For me, deciding whether or not to learn about Sudden Infant Death Syndrome was not an option, it was a necessity. My daughter Jenelle died during a nap of SIDS on March 1, 1993 while in daycare. I had heard about SIDS but had no idea how a baby as healthy as mine could die so suddenly. It was learning about SIDS that relieved me of guilt and helped me to survive her loss. SIDS is a diagnosis of exclusion, meaning that when they can’t find a cause for a sudden death of an infant, it is labelled as SIDS (SUID, SUDI and undetermined are the same diagnosis as SIDS). Luckily, in our great state of California, it is mandated that SIDS parents receive a visit from a Public Health Nurse to provide them with support and information after an infant death. This is when the focus needs to be on supporting the bereaved, not judging them or educating them about Safe Sleep. Grieving SIDS parents need to know that they have done nothing wrong. Today, parents have access to the American Academy of Pediatrics Safe to Sleep Guidelines (this information should only be provided to parents who haven’t experienced a loss) which can help reduce their baby’s risk of dying of SIDS. The important thing to know is that babies can still die of SIDS even if every single safe sleep recommendation is followed. Some babies have parents who don’t follow any Safe to Sleep practices yet they continue to grow and thrive. It was a mystery in 1993 and now, 23 years later, there still is no cause of SIDS and no way to prevent it. Our only hope is to educate as many people as we can about Safe Sleep risk reduction and SIDS and provide support to grieving parents to help them survive the most devastating loss of their lives.

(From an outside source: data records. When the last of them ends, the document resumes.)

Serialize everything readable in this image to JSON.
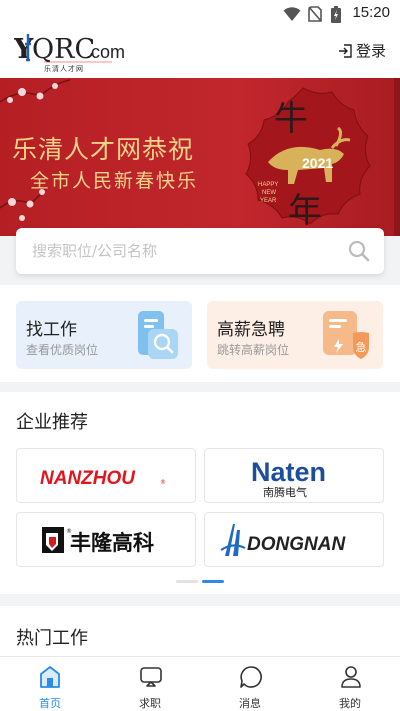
{
  "status_bar": {
    "time": "15:20",
    "icons": [
      "wifi-icon",
      "sim-icon",
      "battery-icon"
    ]
  },
  "header": {
    "logo_text": "YQRC.com",
    "logo_subtitle": "乐清人才网",
    "login_label": "登录"
  },
  "banner": {
    "title": "乐清人才网恭祝",
    "subtitle": "全市人民新春快乐",
    "badge_char1": "牛",
    "badge_char2": "年",
    "badge_year": "2021",
    "badge_greeting_1": "HAPPY",
    "badge_greeting_2": "NEW",
    "badge_greeting_3": "YEAR"
  },
  "search": {
    "placeholder": "搜索职位/公司名称"
  },
  "quick_actions": [
    {
      "title": "找工作",
      "subtitle": "查看优质岗位",
      "icon": "job-search-icon"
    },
    {
      "title": "高薪急聘",
      "subtitle": "跳转高薪岗位",
      "icon": "urgent-hire-icon",
      "badge": "急"
    }
  ],
  "companies": {
    "heading": "企业推荐",
    "items": [
      {
        "name": "NANZHOU",
        "suffix": "®"
      },
      {
        "name": "Naten",
        "subname": "南腾电气"
      },
      {
        "name": "丰隆高科",
        "mark": "®"
      },
      {
        "name": "DONGNAN"
      }
    ],
    "page_indicator": {
      "pages": 2,
      "active": 2
    }
  },
  "hot_jobs": {
    "heading": "热门工作"
  },
  "tabbar": [
    {
      "label": "首页",
      "icon": "home-icon",
      "active": true
    },
    {
      "label": "求职",
      "icon": "job-icon",
      "active": false
    },
    {
      "label": "消息",
      "icon": "message-icon",
      "active": false
    },
    {
      "label": "我的",
      "icon": "profile-icon",
      "active": false
    }
  ],
  "colors": {
    "accent": "#2b8be6",
    "banner_red": "#c1272d",
    "gold": "#f3d38a"
  }
}
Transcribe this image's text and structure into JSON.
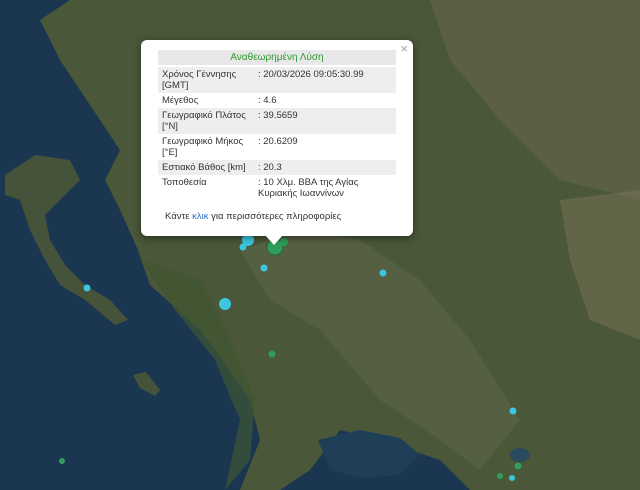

If you work with young families, the bereaved, or just want to learn more about SIDS or Safe Sleep come to our 1 day conference event on October 6th in San Diego at the Mission Valley Hilton. Find out more information 36SIDSCalifornia on Facebook.